How much you are willing to pay for your favorite sandwich? If it has peanut butter in it, you may soon be recalculating. A looming shortage of U.S. peanuts is causing the price of peanut butter to soar.
"We have quite a peanut shortage this year," says Tiffany Arthur, an agricultural economist at the U.S. Department of Agriculture's Farm Service Agency — the folks who make emergency loans to farmers. "Things are snowballing and prices are sharply rising."
Peanut butter manufacturers have shelled out more money this year for peanuts, almost double what they paid last year. Arthur says this is the highest she's seen the price of peanuts. And it boils down to a couple of reasons: drought and the price of cotton.
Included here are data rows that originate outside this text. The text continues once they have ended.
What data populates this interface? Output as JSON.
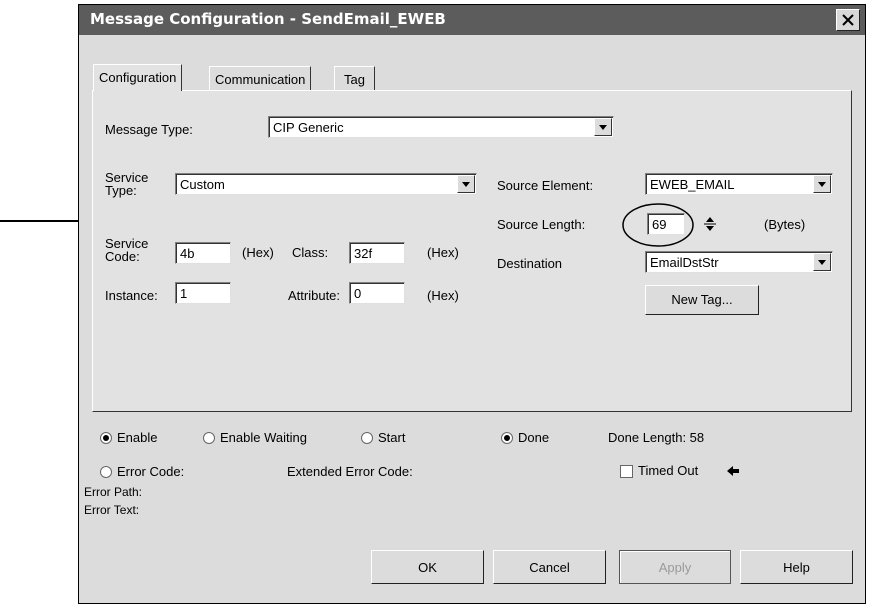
{
  "window": {
    "title": "Message Configuration - SendEmail_EWEB"
  },
  "tabs": [
    {
      "label": "Configuration",
      "active": true
    },
    {
      "label": "Communication",
      "active": false
    },
    {
      "label": "Tag",
      "active": false
    }
  ],
  "config": {
    "message_type_label": "Message Type:",
    "message_type_value": "CIP Generic",
    "service_type_label_1": "Service",
    "service_type_label_2": "Type:",
    "service_type_value": "Custom",
    "service_code_label_1": "Service",
    "service_code_label_2": "Code:",
    "service_code_value": "4b",
    "hex_label": "(Hex)",
    "class_label": "Class:",
    "class_value": "32f",
    "instance_label": "Instance:",
    "instance_value": "1",
    "attribute_label": "Attribute:",
    "attribute_value": "0",
    "source_element_label": "Source Element:",
    "source_element_value": "EWEB_EMAIL",
    "source_length_label": "Source Length:",
    "source_length_value": "69",
    "bytes_label": "(Bytes)",
    "destination_label": "Destination",
    "destination_value": "EmailDstStr",
    "new_tag_label": "New Tag..."
  },
  "status": {
    "enable": "Enable",
    "enable_waiting": "Enable Waiting",
    "start": "Start",
    "done": "Done",
    "done_length": "Done Length: 58",
    "error_code": "Error Code:",
    "extended_error_code": "Extended Error Code:",
    "timed_out": "Timed Out",
    "error_path": "Error Path:",
    "error_text": "Error Text:"
  },
  "buttons": {
    "ok": "OK",
    "cancel": "Cancel",
    "apply": "Apply",
    "help": "Help"
  },
  "colors": {
    "titlebar": "#5c5c5c",
    "dialog_bg": "#dcdcdc"
  }
}
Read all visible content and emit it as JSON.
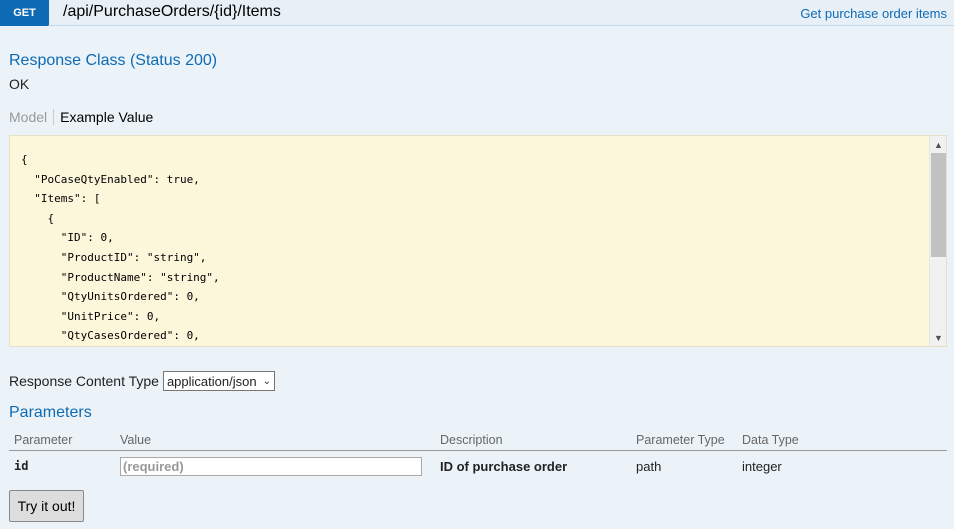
{
  "endpoint": {
    "method": "GET",
    "path": "/api/PurchaseOrders/{id}/Items",
    "summary": "Get purchase order items"
  },
  "response_class": {
    "title": "Response Class (Status 200)",
    "status_text": "OK",
    "tabs": {
      "model": "Model",
      "example": "Example Value"
    },
    "example_json": "{\n  \"PoCaseQtyEnabled\": true,\n  \"Items\": [\n    {\n      \"ID\": 0,\n      \"ProductID\": \"string\",\n      \"ProductName\": \"string\",\n      \"QtyUnitsOrdered\": 0,\n      \"UnitPrice\": 0,\n      \"QtyCasesOrdered\": 0,"
  },
  "content_type": {
    "label": "Response Content Type",
    "selected": "application/json"
  },
  "parameters": {
    "title": "Parameters",
    "headers": {
      "parameter": "Parameter",
      "value": "Value",
      "description": "Description",
      "param_type": "Parameter Type",
      "data_type": "Data Type"
    },
    "rows": [
      {
        "name": "id",
        "placeholder": "(required)",
        "description": "ID of purchase order",
        "param_type": "path",
        "data_type": "integer"
      }
    ]
  },
  "actions": {
    "try_label": "Try it out!"
  },
  "icons": {
    "scroll_up": "chevron-up-icon",
    "scroll_down": "chevron-down-icon",
    "select_arrow": "chevron-down-icon"
  },
  "colors": {
    "accent": "#0f6ab4",
    "json_background": "#fcf6db",
    "page_background": "#ebf3f9"
  }
}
Peanut broker Richard Barnhill says this has been one of the roughest years for peanut farmers. "Probably the first thing that happened was cotton prices were very high, which was very attractive to the farmers. So our first problem was [that] we didn't plant enough peanuts," Barnhill explains. Basically, he says, they swapped peanuts for cotton.
"The second factor that happened was we have not gotten the rain," Barnhill explains. "We're in a La Nina [weather pattern]: hotter and drier in the Southeast and in the Southwest."
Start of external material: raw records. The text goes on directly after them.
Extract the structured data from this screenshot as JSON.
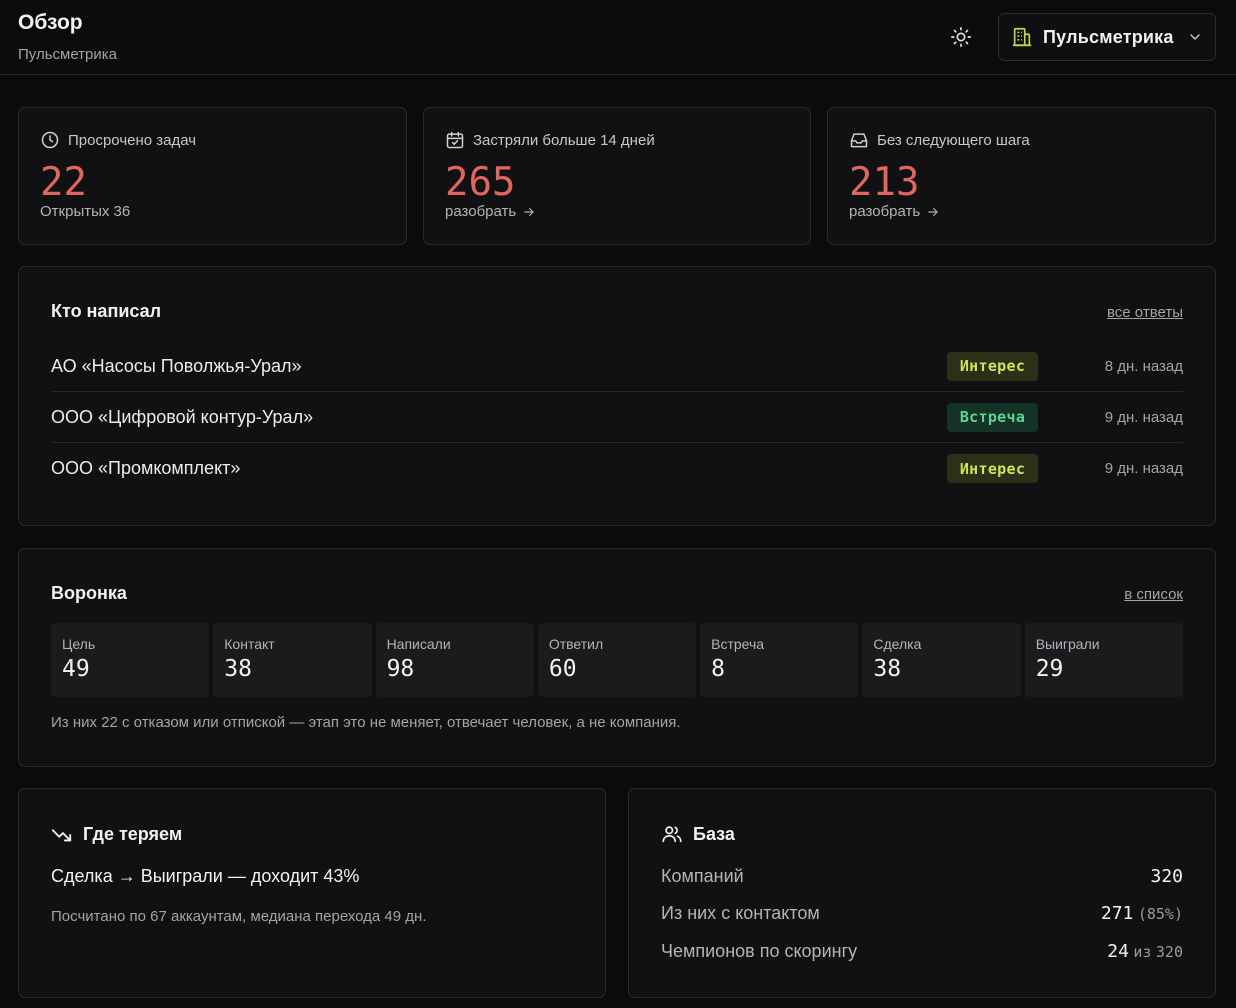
{
  "header": {
    "title": "Обзор",
    "subtitle": "Пульсметрика",
    "theme_icon": "sun-icon",
    "workspace": {
      "label": "Пульсметрика",
      "icon": "building-icon",
      "accent": "#b8d94a"
    }
  },
  "stats": [
    {
      "icon": "clock-icon",
      "label": "Просрочено задач",
      "value": "22",
      "foot": "Открытых 36",
      "is_link": false
    },
    {
      "icon": "calendar-check-icon",
      "label": "Застряли больше 14 дней",
      "value": "265",
      "foot": "разобрать",
      "is_link": true
    },
    {
      "icon": "inbox-icon",
      "label": "Без следующего шага",
      "value": "213",
      "foot": "разобрать",
      "is_link": true
    }
  ],
  "replies": {
    "title": "Кто написал",
    "link": "все ответы",
    "rows": [
      {
        "company": "АО «Насосы Поволжья-Урал»",
        "status": "Интерес",
        "time": "8 дн. назад"
      },
      {
        "company": "ООО «Цифровой контур-Урал»",
        "status": "Встреча",
        "time": "9 дн. назад"
      },
      {
        "company": "ООО «Промкомплект»",
        "status": "Интерес",
        "time": "9 дн. назад"
      }
    ]
  },
  "funnel": {
    "title": "Воронка",
    "link": "в список",
    "stages": [
      {
        "label": "Цель",
        "value": "49"
      },
      {
        "label": "Контакт",
        "value": "38"
      },
      {
        "label": "Написали",
        "value": "98"
      },
      {
        "label": "Ответил",
        "value": "60"
      },
      {
        "label": "Встреча",
        "value": "8"
      },
      {
        "label": "Сделка",
        "value": "38"
      },
      {
        "label": "Выиграли",
        "value": "29"
      }
    ],
    "note": "Из них 22 с отказом или отпиской — этап это не меняет, отвечает человек, а не компания."
  },
  "losses": {
    "title": "Где теряем",
    "icon": "trending-down-icon",
    "main": "Сделка → Выиграли — доходит 43%",
    "note": "Посчитано по 67 аккаунтам, медиана перехода 49 дн."
  },
  "base": {
    "title": "База",
    "icon": "users-icon",
    "companies_label": "Компаний",
    "companies_value": "320",
    "with_contact_label": "Из них с контактом",
    "with_contact_value": "271",
    "with_contact_pct": "(85%)",
    "champions_label": "Чемпионов по скорингу",
    "champions_value": "24",
    "champions_of": "из",
    "champions_total": "320"
  },
  "colors": {
    "danger": "#e0675e",
    "badge_interest": "#d2e25a",
    "badge_meeting": "#5fd39a"
  }
}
For this reason, many of the peanuts that farmers did manage to get in the ground did not survive the drought conditions. Some of those that survived were struck by crop diseases, making them unfit for food.
The shortage won't just hit snack giants like Jif. Popular grocery chain Trader Joe's, which makes its own line of organic peanut butter, has discontinued it. When it does eventually hit shelves again, you'll pay about 70 cents more per jar, according to Trader Joe's Director of Public Relations Alison Mochizuki.
The shortage also comes at a tough time. Peanut butter consumption has jumped by 10 percent since 2008. Usually, it goes up just 1 or 2 percent in a regular year, says Arthur of the Agriculture Department.
Arthur says it has to do with the economy. "Typically you see peanut consumption increase during times of recession," she says.
That's because traditional protein sources like meat are more expensive, so some consumers are turning to a more shelf-stable high-protein meal.
Arthur and Barnhill say there's no need to panic, but be prepared to pay more. And consider this: In Georgia alone, the crop will be 30 percent smaller this year, according to John Beasley, a peanut agronomist and extension specialist at the University of Georgia. That's potentially 3 billion fewer peanut butter sandwiches in American lunchboxes.
Parents like Jennifer Rice of Missouri might feel the pinch. Her sons sit on stools around an island in their kitchen after soccer practice, chanting "peanut butter jelly time" as they wait for their snack. Their father, Tom, opens a big jar of his favorite brand, Jif, which takes 540 peanuts to produce.
"Peanut butter to us means breakfast together on Saturday morning," Jennifer says.
But is a price increase enough to make Rice put peanut butter on her shopping blacklist?
"It's hard to put a price on what kids will eat," she says. "We probably wouldn't consider it if it were, like, $10 a jar, because that would be like buying caviar. I don't know: Even then we might consider it as long as the kids ate it."
Jessica Naudziunas reports from Missouri for Harvest Public Media, an agriculture-reporting project involving six NPR member stations in the Midwest. For more stories about farm and food, check out harvestpublicmedia.org.
Next post in Food